What the task asks: When a line below holds the string "Important", show that line.
Provided records below:
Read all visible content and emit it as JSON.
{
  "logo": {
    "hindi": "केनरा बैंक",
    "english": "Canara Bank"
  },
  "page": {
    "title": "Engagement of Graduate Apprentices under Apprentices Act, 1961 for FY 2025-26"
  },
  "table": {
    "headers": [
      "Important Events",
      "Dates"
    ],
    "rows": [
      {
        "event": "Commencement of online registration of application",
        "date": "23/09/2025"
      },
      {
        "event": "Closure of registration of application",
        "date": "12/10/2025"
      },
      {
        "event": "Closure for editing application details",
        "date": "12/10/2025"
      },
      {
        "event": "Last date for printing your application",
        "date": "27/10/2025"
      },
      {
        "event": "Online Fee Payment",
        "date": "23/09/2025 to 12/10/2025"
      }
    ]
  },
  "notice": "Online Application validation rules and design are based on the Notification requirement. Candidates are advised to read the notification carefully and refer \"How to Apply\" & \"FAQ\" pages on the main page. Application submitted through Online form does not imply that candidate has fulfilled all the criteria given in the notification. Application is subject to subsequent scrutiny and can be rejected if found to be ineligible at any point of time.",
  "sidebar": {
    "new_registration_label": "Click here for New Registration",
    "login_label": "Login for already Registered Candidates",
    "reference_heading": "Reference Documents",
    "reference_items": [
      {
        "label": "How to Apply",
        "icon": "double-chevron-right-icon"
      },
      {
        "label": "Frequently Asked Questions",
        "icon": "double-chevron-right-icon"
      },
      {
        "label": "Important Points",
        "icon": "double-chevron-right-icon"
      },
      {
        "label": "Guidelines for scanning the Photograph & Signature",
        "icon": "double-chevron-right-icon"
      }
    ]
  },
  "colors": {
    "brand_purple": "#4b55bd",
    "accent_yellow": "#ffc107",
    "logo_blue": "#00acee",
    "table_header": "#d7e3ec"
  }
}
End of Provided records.
Response to this task:
      "Important Events",
        "label": "Important Points",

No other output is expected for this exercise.